Task to complete -
One number is the whole answer: the tally of lines in the records that include the word "this".

Material for the task -
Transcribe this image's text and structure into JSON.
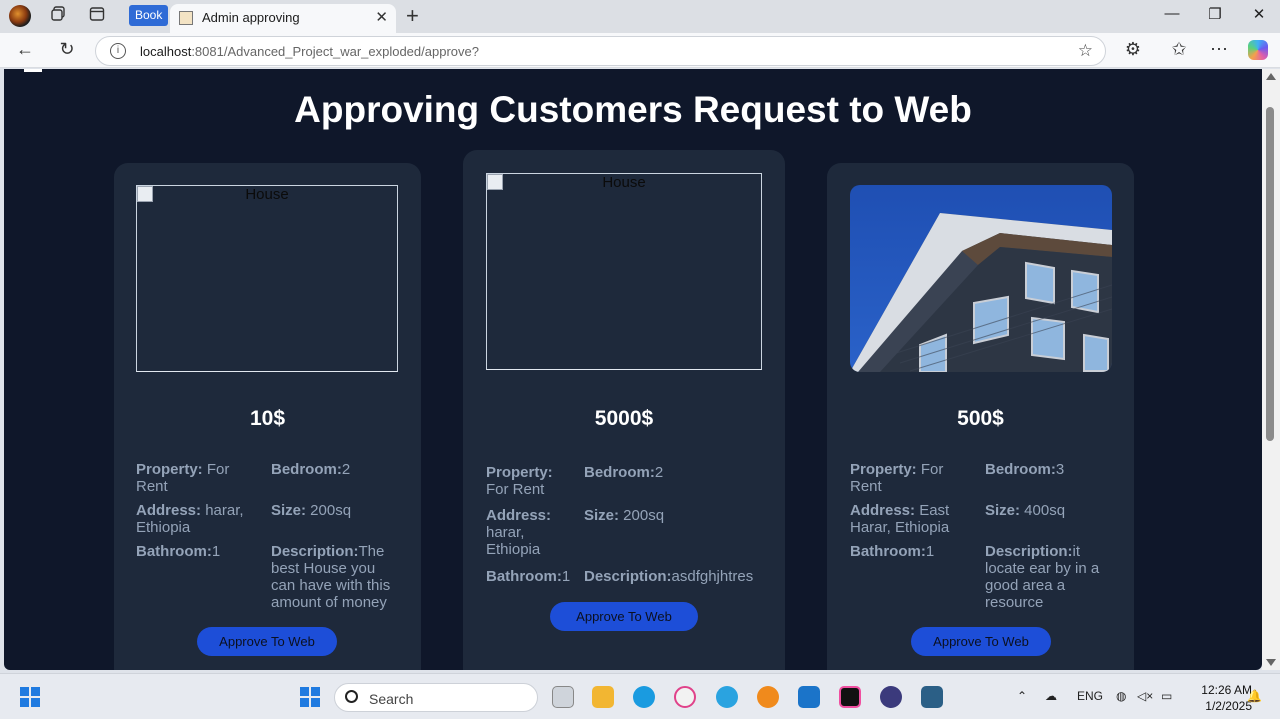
{
  "browser": {
    "tab_group_label": "Book",
    "active_tab_title": "Admin approving",
    "url_host": "localhost",
    "url_rest": ":8081/Advanced_Project_war_exploded/approve?"
  },
  "page": {
    "heading": "Approving Customers Request to Web",
    "cards": [
      {
        "image_alt": "House",
        "image_broken": true,
        "price": "10$",
        "property_label": "Property:",
        "property_value": " For Rent",
        "bedroom_label": "Bedroom:",
        "bedroom_value": "2",
        "address_label": "Address:",
        "address_value": " harar, Ethiopia",
        "size_label": "Size:",
        "size_value": " 200sq",
        "bathroom_label": "Bathroom:",
        "bathroom_value": "1",
        "description_label": "Description:",
        "description_value": "The best House you can have with this amount of money",
        "button_label": "Approve To Web"
      },
      {
        "image_alt": "House",
        "image_broken": true,
        "price": "5000$",
        "property_label": "Property:",
        "property_value": " For Rent",
        "bedroom_label": "Bedroom:",
        "bedroom_value": "2",
        "address_label": "Address:",
        "address_value": " harar, Ethiopia",
        "size_label": "Size:",
        "size_value": " 200sq",
        "bathroom_label": "Bathroom:",
        "bathroom_value": "1",
        "description_label": "Description:",
        "description_value": "asdfghjhtres",
        "button_label": "Approve To Web"
      },
      {
        "image_alt": "House",
        "image_broken": false,
        "price": "500$",
        "property_label": "Property:",
        "property_value": " For Rent",
        "bedroom_label": "Bedroom:",
        "bedroom_value": "3",
        "address_label": "Address:",
        "address_value": " East Harar, Ethiopia",
        "size_label": "Size:",
        "size_value": " 400sq",
        "bathroom_label": "Bathroom:",
        "bathroom_value": "1",
        "description_label": "Description:",
        "description_value": "it locate ear by in a good area a resource",
        "button_label": "Approve To Web"
      }
    ]
  },
  "taskbar": {
    "search_placeholder": "Search",
    "language": "ENG",
    "time": "12:26 AM",
    "date": "1/2/2025"
  },
  "colors": {
    "page_bg": "#0f172a",
    "card_bg": "#1e293b",
    "button_bg": "#1d4ed8",
    "muted_text": "#94a3b8"
  },
  "icons": {
    "browser": [
      "profile-avatar",
      "workspaces-icon",
      "tab-actions-icon",
      "close-icon",
      "plus-icon",
      "minimize-icon",
      "restore-icon",
      "window-close-icon",
      "back-arrow-icon",
      "refresh-icon",
      "info-icon",
      "star-icon",
      "extensions-icon",
      "favorites-icon",
      "more-icon",
      "copilot-icon"
    ],
    "taskbar": [
      "windows-start-icon",
      "search-icon",
      "task-view-icon",
      "file-explorer-icon",
      "edge-icon",
      "itunes-icon",
      "telegram-icon",
      "app-orange-icon",
      "vscode-icon",
      "intellij-icon",
      "eclipse-icon",
      "mysql-workbench-icon",
      "chevron-up-icon",
      "cloud-off-icon",
      "globe-icon",
      "mute-icon",
      "battery-icon",
      "bell-icon"
    ]
  }
}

Answer to the problem -
2